Schooling Structure

The education system in Germany is maintained by the state authorities and so there are some regional variations. In most areas, primary and secondary school education is compulsory and children must attend from the ages of around 6 to 18. Unlike in many countries, state education in Germany is often considered to be of a higher standard than private education, so the majority of children attend publicly-funded schools. Although the entire German education system is accessible to expats, many choose a private school for their children on the basis of language or qualification choice.

The academic year in Germany runs from September to July. Most states have a summer holiday of around six weeks, as well as Easter, spring, autumn and Christmas breaks. If you are working in Germany, be aware that many schools only run classes in the mornings, so you may need to arrange afternoon childcare.

Preschool Primary and Secondary education

The main preschool options in Germany are Kinderkrippen (for children of less than three years old) and Kindergarten (ages three to six). Attendance at these ages is voluntary, but waiting lists tend to be quite long. Depending on whether the preschool is state-run, privately-run or operated by a church or charity, parents may have to pay fees

Primary school in Germany is called Grundschule, and covers the first four years of school life. The first day of Grundschule is a major rite of passage for youngsters, and schools traditionally welcome them with a bag of sweets called the Schultüte.

After primary education is complete, there are four main types of secondary school:

  • Gymnasium – a type of grammar school where students take academic subjects in preparation for university
  • Realschule – a secondary school with more focus on preparing students to qualify for vocational professions
  • Hauptschule – a school that is designed to give students practical working skills
  • Gesamtschule – a comprehensive school which combines elements of Realschule and Hauptschule and offers a choice of qualifications at the end

Germany is a proudly family-oriented country with an excellent education system and support structure for working parents.

The German education system

Education is free to all children from the ages of six to 18 and the state education system is well organised and delivers high quality teaching. Children attend primary school (Grundschule) from the age of six to 11 before continuing to secondary school, which are divided according to academic or vocational subjects. Lessons are in German, although other languages are also widely taught, especially English. There are plenty of private international schools offering a number of curricula for expat academics who feel their children would benefit from learning in English or other languages. However, bear in mind that international school fees start from around €12,500 but can be as much as €21,500 per year. For more information about international schools in Germany consult the Association of German International Schools website.
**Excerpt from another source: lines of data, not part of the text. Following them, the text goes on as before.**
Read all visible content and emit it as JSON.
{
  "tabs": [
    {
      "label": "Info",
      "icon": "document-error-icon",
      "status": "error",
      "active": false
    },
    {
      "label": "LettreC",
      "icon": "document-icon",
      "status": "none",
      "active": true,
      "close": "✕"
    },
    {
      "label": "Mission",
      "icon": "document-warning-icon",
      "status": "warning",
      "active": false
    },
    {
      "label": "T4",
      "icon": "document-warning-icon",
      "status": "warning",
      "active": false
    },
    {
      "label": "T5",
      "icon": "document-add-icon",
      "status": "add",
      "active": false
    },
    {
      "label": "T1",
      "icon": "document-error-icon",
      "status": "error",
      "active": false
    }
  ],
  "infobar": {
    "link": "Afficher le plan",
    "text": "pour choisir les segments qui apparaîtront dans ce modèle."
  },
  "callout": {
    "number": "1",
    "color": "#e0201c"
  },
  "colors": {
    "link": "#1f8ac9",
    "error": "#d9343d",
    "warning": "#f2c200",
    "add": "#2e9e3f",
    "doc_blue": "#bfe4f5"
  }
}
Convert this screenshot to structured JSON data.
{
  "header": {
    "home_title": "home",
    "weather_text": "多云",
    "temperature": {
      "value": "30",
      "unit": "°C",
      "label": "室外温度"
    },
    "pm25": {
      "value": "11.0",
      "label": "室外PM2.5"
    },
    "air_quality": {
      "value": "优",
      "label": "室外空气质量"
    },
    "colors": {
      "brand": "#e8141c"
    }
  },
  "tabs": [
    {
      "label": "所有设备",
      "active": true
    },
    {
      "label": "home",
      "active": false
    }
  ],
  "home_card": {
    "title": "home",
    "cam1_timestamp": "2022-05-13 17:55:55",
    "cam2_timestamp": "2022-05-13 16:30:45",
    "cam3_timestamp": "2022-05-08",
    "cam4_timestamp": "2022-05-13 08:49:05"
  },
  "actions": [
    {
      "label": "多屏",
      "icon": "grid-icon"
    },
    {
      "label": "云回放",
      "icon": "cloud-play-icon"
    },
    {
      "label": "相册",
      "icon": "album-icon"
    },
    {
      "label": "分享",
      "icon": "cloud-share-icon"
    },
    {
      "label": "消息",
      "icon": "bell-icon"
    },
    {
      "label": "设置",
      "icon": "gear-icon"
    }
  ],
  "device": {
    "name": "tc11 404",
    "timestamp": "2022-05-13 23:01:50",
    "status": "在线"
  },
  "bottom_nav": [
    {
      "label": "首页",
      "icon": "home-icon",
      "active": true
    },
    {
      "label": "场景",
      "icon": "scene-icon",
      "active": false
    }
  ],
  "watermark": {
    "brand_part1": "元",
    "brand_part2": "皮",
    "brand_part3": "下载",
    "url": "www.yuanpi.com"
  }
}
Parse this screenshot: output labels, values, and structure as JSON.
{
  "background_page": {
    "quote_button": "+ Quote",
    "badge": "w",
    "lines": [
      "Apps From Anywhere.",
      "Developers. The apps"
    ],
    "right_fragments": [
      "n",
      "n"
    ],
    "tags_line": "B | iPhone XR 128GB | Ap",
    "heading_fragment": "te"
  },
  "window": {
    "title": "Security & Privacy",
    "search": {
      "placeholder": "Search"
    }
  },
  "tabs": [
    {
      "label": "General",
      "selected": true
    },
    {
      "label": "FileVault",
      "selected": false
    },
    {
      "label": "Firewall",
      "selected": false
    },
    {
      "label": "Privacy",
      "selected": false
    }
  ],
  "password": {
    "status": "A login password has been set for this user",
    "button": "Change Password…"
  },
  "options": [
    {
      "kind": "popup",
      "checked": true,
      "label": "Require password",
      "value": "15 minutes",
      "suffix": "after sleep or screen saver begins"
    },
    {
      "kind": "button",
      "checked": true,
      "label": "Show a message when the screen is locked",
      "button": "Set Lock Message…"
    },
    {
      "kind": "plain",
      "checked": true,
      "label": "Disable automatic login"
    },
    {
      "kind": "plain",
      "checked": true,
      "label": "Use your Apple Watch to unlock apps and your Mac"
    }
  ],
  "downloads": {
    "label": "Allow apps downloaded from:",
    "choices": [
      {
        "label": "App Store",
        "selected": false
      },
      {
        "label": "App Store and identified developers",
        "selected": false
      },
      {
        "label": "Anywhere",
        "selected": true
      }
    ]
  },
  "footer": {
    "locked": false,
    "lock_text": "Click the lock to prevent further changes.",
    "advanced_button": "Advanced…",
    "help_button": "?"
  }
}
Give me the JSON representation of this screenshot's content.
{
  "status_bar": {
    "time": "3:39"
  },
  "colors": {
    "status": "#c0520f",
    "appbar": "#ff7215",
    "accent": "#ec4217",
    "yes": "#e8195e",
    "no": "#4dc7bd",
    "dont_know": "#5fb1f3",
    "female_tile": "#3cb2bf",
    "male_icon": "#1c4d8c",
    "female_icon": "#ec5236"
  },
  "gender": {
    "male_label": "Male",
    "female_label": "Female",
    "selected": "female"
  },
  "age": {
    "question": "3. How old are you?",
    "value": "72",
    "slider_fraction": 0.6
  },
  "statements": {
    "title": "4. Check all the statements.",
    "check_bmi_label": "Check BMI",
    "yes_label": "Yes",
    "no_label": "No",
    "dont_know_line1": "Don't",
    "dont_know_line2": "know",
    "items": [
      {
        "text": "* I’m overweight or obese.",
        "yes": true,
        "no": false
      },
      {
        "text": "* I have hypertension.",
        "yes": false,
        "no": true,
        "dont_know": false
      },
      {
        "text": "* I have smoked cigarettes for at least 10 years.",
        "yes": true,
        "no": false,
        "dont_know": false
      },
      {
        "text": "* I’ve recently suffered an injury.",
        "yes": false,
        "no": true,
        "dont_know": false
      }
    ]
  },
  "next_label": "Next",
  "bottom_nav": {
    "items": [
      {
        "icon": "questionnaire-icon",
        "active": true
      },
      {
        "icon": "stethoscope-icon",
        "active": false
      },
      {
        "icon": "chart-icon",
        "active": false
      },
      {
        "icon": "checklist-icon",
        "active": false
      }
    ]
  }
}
Nurseries and Kindergarten

Although pre-school education is not compulsory in Germany, most children between 3 and 6 attend kindergarten until they are ready to go to school.

Types of nursery and kindergarten care include:

  • Kinderkrippe (nurseries): for babies and children up to the age of three. These are privately run and costs vary according to type of nursery.
  • Kindergarten (preschool): for children aged between three and six. Fees are normally based on parental income.
  • Kitas (day care centres): These institutions offer after-school or pre-school care to children aged three to 12.

Most children attend kindergarten for a few hours every morning. However, working parents can enrol their child for up to nine hours per day. Parents are expected to bear some of the cost of childcare: how much depends on parental income and how many hours per week the child is in attendance. If you wish to enrol your children in a kindergarten, you will need to acquire a childcare voucher (Betreuungsgutschein) available from the Youth Welfare Office (Jugendant). Kindergarten places are allocated in the spring before the child begins (in September) and waiting lists can be long, so it’s a good idea to start the process as soon as you know you are transferring to Germany. Find out more information about childcare, plus a list of kindergartens.